Citizens United v. Federal Election Commission was a groundbreaking decision by the Supreme Court that removed limits on how much money organizations could donate to political campaigns. Years later, this ruling has become the subject of contentious debate: do we really have a constitutional right to unlimited spending on our own political speech.
For democracy to work, some say, citizens (and corporations, and unions, and media outlets, and other voluntary organizations) must be allowed to express their views on the issues, candidates, and elections of the day. This proposition, they say, is exactly why the First Amendment protects the freedom of speech and of the press. On this view, restrictions on independent political speech undermine and subvert our constitutional structure.

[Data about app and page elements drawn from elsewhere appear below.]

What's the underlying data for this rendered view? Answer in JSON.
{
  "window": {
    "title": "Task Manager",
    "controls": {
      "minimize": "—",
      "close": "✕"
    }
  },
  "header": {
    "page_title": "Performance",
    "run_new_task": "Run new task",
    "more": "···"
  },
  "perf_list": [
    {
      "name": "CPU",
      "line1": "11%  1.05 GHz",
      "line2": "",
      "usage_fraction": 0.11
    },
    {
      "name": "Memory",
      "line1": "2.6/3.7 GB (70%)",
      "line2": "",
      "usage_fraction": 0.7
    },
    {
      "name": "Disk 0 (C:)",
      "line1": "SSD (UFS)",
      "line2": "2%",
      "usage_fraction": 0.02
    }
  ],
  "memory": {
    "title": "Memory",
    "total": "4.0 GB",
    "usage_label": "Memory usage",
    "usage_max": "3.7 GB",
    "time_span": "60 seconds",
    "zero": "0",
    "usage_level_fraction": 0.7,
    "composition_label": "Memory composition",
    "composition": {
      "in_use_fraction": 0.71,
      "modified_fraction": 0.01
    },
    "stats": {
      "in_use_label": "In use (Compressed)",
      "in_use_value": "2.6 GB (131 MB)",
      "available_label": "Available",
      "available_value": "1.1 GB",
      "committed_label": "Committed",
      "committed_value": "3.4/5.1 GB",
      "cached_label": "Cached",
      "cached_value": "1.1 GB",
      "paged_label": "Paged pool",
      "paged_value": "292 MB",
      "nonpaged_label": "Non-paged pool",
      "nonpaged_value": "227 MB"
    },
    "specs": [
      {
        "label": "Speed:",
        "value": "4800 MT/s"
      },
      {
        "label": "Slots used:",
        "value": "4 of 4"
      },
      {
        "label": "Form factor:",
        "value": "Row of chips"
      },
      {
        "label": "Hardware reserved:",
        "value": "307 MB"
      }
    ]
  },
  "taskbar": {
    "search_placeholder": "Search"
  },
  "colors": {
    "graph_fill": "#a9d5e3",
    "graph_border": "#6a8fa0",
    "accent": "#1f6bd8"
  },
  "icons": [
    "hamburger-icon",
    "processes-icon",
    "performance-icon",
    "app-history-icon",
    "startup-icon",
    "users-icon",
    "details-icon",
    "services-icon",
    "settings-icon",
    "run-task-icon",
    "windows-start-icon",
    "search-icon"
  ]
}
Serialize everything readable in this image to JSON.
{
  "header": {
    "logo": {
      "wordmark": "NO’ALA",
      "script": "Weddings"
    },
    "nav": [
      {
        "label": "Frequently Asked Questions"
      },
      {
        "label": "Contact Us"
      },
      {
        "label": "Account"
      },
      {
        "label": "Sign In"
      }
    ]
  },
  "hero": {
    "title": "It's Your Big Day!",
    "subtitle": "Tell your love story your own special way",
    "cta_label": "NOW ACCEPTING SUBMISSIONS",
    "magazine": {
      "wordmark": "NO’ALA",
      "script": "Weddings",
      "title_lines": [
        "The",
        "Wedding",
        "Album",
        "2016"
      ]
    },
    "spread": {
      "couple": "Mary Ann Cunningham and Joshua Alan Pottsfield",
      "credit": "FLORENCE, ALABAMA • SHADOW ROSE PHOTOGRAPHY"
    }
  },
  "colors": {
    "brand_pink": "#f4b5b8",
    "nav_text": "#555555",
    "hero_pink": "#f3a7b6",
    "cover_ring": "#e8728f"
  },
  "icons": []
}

But others take a different view: If everyone can spend as much money as they like to express their political views, then some voices will be amplified, magnified and enhanced — while others will be all but drowned out. On this view, it is this inequality of influence that subverts our constitutional structure — and restrictions that level the playing field actually enhance rather than abridge the freedom of speech.
In this episode of Intelligence Squared, four individuals sound off on the question and attempt to sway the audience opinion.
For the motion:
- Floyd Abrams, one of the leading legal authorities on the First Amendment and U.S. constitutional law
- Nadine Strossen, professor of law at New York Law School
Against the motion:
- Burt Neuborne, one of the nation’s foremost civil liberties lawyers, teachers, and scholars
- Zephyr Teachout, an associate law professor at Fordham Law School
Airs Saturday, August 2 at 6am on 93.9 FM and 2pm on AM 820; Airs Sunday, August 3 at 7am and 8pm on AM 820